§ Task
Character for character, reproduce every entry below.

BEGIN Given records

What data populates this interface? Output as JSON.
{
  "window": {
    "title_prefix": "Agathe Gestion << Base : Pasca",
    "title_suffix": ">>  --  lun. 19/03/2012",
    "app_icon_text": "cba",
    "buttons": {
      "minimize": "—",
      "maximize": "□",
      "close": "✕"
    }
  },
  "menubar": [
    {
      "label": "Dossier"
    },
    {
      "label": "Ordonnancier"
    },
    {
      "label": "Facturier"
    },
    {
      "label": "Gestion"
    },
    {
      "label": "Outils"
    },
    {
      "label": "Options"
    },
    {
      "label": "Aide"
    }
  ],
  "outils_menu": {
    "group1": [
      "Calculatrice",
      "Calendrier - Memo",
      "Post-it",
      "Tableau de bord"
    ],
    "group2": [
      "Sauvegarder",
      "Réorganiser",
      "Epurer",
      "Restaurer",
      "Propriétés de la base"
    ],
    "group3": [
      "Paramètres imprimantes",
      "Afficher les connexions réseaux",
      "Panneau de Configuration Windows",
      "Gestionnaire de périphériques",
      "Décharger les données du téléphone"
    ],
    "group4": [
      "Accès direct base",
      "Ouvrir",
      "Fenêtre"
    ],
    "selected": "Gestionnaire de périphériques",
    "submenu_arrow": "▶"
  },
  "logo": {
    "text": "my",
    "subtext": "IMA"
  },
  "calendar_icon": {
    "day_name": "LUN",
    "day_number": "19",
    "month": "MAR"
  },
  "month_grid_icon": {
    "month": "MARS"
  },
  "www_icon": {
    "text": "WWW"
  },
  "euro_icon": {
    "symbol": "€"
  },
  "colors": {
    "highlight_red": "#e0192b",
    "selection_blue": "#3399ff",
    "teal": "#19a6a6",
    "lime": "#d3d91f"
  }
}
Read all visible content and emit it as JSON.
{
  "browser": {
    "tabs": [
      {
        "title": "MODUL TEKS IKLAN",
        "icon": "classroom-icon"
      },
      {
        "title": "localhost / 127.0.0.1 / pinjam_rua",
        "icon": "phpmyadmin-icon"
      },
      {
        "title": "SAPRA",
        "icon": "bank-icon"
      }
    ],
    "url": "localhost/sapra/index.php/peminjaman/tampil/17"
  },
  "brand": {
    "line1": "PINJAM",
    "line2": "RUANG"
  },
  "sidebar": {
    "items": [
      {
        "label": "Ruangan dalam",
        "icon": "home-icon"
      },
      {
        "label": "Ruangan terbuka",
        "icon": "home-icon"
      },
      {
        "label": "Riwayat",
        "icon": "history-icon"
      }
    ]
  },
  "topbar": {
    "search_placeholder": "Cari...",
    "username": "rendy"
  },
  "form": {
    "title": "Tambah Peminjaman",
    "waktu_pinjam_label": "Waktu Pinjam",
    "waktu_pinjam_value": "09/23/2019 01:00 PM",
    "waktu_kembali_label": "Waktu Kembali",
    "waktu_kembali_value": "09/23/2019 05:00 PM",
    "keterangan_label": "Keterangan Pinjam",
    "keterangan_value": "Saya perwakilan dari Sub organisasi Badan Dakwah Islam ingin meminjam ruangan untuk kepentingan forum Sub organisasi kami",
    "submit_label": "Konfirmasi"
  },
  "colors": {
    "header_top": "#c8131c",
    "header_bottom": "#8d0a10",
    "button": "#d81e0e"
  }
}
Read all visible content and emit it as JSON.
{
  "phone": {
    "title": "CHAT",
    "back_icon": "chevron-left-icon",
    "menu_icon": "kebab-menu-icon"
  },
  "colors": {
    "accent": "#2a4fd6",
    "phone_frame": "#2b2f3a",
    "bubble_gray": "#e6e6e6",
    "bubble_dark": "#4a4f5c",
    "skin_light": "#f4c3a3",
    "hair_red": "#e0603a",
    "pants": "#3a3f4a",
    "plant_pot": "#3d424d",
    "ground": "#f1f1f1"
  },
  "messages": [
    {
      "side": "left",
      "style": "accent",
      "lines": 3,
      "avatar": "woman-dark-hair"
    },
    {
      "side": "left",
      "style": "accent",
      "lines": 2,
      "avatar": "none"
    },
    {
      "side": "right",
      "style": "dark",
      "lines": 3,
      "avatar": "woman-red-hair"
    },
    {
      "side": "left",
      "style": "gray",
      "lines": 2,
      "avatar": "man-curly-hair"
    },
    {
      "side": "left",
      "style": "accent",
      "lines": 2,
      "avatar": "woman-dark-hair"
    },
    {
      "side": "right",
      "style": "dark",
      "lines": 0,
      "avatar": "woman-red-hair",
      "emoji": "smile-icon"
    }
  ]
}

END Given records

§ Answer section
What data populates this interface? Output as JSON.
{
  "window": {
    "title_prefix": "Agathe Gestion << Base : Pasca",
    "title_suffix": ">>  --  lun. 19/03/2012",
    "app_icon_text": "cba",
    "buttons": {
      "minimize": "—",
      "maximize": "□",
      "close": "✕"
    }
  },
  "menubar": [
    {
      "label": "Dossier"
    },
    {
      "label": "Ordonnancier"
    },
    {
      "label": "Facturier"
    },
    {
      "label": "Gestion"
    },
    {
      "label": "Outils"
    },
    {
      "label": "Options"
    },
    {
      "label": "Aide"
    }
  ],
  "outils_menu": {
    "group1": [
      "Calculatrice",
      "Calendrier - Memo",
      "Post-it",
      "Tableau de bord"
    ],
    "group2": [
      "Sauvegarder",
      "Réorganiser",
      "Epurer",
      "Restaurer",
      "Propriétés de la base"
    ],
    "group3": [
      "Paramètres imprimantes",
      "Afficher les connexions réseaux",
      "Panneau de Configuration Windows",
      "Gestionnaire de périphériques",
      "Décharger les données du téléphone"
    ],
    "group4": [
      "Accès direct base",
      "Ouvrir",
      "Fenêtre"
    ],
    "selected": "Gestionnaire de périphériques",
    "submenu_arrow": "▶"
  },
  "logo": {
    "text": "my",
    "subtext": "IMA"
  },
  "calendar_icon": {
    "day_name": "LUN",
    "day_number": "19",
    "month": "MAR"
  },
  "month_grid_icon": {
    "month": "MARS"
  },
  "www_icon": {
    "text": "WWW"
  },
  "euro_icon": {
    "symbol": "€"
  },
  "colors": {
    "highlight_red": "#e0192b",
    "selection_blue": "#3399ff",
    "teal": "#19a6a6",
    "lime": "#d3d91f"
  }
}
Read all visible content and emit it as JSON.
{
  "browser": {
    "tabs": [
      {
        "title": "MODUL TEKS IKLAN",
        "icon": "classroom-icon"
      },
      {
        "title": "localhost / 127.0.0.1 / pinjam_rua",
        "icon": "phpmyadmin-icon"
      },
      {
        "title": "SAPRA",
        "icon": "bank-icon"
      }
    ],
    "url": "localhost/sapra/index.php/peminjaman/tampil/17"
  },
  "brand": {
    "line1": "PINJAM",
    "line2": "RUANG"
  },
  "sidebar": {
    "items": [
      {
        "label": "Ruangan dalam",
        "icon": "home-icon"
      },
      {
        "label": "Ruangan terbuka",
        "icon": "home-icon"
      },
      {
        "label": "Riwayat",
        "icon": "history-icon"
      }
    ]
  },
  "topbar": {
    "search_placeholder": "Cari...",
    "username": "rendy"
  },
  "form": {
    "title": "Tambah Peminjaman",
    "waktu_pinjam_label": "Waktu Pinjam",
    "waktu_pinjam_value": "09/23/2019 01:00 PM",
    "waktu_kembali_label": "Waktu Kembali",
    "waktu_kembali_value": "09/23/2019 05:00 PM",
    "keterangan_label": "Keterangan Pinjam",
    "keterangan_value": "Saya perwakilan dari Sub organisasi Badan Dakwah Islam ingin meminjam ruangan untuk kepentingan forum Sub organisasi kami",
    "submit_label": "Konfirmasi"
  },
  "colors": {
    "header_top": "#c8131c",
    "header_bottom": "#8d0a10",
    "button": "#d81e0e"
  }
}
Read all visible content and emit it as JSON.
{
  "phone": {
    "title": "CHAT",
    "back_icon": "chevron-left-icon",
    "menu_icon": "kebab-menu-icon"
  },
  "colors": {
    "accent": "#2a4fd6",
    "phone_frame": "#2b2f3a",
    "bubble_gray": "#e6e6e6",
    "bubble_dark": "#4a4f5c",
    "skin_light": "#f4c3a3",
    "hair_red": "#e0603a",
    "pants": "#3a3f4a",
    "plant_pot": "#3d424d",
    "ground": "#f1f1f1"
  },
  "messages": [
    {
      "side": "left",
      "style": "accent",
      "lines": 3,
      "avatar": "woman-dark-hair"
    },
    {
      "side": "left",
      "style": "accent",
      "lines": 2,
      "avatar": "none"
    },
    {
      "side": "right",
      "style": "dark",
      "lines": 3,
      "avatar": "woman-red-hair"
    },
    {
      "side": "left",
      "style": "gray",
      "lines": 2,
      "avatar": "man-curly-hair"
    },
    {
      "side": "left",
      "style": "accent",
      "lines": 2,
      "avatar": "woman-dark-hair"
    },
    {
      "side": "right",
      "style": "dark",
      "lines": 0,
      "avatar": "woman-red-hair",
      "emoji": "smile-icon"
    }
  ]
}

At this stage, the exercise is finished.